Task description: Your output must be the line containing "What data populates" followed by every later line in the entries below, all copied exactly.

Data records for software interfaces

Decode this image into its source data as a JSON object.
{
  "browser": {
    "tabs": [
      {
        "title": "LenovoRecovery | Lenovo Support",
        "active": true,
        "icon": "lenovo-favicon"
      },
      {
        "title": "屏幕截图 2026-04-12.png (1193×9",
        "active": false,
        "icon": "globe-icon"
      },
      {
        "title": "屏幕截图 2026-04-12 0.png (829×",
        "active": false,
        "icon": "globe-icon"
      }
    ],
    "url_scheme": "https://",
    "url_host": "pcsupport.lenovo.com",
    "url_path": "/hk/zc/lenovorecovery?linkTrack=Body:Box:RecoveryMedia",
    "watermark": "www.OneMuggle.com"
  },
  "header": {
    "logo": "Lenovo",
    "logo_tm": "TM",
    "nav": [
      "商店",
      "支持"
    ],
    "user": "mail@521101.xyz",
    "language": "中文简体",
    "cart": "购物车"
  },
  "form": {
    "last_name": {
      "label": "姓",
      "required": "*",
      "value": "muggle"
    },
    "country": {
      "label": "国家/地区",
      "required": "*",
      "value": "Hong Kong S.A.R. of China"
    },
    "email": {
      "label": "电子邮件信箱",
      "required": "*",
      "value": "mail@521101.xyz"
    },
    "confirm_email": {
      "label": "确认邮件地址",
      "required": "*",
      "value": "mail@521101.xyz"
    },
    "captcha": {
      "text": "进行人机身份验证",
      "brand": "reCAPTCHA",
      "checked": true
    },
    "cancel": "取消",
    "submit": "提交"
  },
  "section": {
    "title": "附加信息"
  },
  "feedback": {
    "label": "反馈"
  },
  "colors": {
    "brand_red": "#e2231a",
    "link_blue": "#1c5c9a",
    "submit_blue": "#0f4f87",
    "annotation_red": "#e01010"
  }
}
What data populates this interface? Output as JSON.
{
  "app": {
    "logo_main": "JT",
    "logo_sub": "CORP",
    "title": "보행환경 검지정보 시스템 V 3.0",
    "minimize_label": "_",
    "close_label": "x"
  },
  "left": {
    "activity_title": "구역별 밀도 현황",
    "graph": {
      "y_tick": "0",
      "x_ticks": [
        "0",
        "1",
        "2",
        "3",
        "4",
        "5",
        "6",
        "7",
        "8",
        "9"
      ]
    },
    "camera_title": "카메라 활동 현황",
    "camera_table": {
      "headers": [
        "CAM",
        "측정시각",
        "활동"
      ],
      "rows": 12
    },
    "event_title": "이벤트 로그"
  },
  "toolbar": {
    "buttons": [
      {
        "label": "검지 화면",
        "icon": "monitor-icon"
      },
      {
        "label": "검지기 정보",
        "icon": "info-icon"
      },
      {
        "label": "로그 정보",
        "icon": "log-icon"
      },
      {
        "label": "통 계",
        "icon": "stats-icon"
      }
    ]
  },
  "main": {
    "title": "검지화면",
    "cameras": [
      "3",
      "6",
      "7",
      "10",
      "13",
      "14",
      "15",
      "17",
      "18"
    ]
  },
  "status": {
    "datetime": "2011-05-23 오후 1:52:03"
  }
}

Result for this task:
What data populates this interface? Output as JSON.
{
  "app": {
    "logo_main": "JT",
    "logo_sub": "CORP",
    "title": "보행환경 검지정보 시스템 V 3.0",
    "minimize_label": "_",
    "close_label": "x"
  },
  "left": {
    "activity_title": "구역별 밀도 현황",
    "graph": {
      "y_tick": "0",
      "x_ticks": [
        "0",
        "1",
        "2",
        "3",
        "4",
        "5",
        "6",
        "7",
        "8",
        "9"
      ]
    },
    "camera_title": "카메라 활동 현황",
    "camera_table": {
      "headers": [
        "CAM",
        "측정시각",
        "활동"
      ],
      "rows": 12
    },
    "event_title": "이벤트 로그"
  },
  "toolbar": {
    "buttons": [
      {
        "label": "검지 화면",
        "icon": "monitor-icon"
      },
      {
        "label": "검지기 정보",
        "icon": "info-icon"
      },
      {
        "label": "로그 정보",
        "icon": "log-icon"
      },
      {
        "label": "통 계",
        "icon": "stats-icon"
      }
    ]
  },
  "main": {
    "title": "검지화면",
    "cameras": [
      "3",
      "6",
      "7",
      "10",
      "13",
      "14",
      "15",
      "17",
      "18"
    ]
  },
  "status": {
    "datetime": "2011-05-23 오후 1:52:03"
  }
}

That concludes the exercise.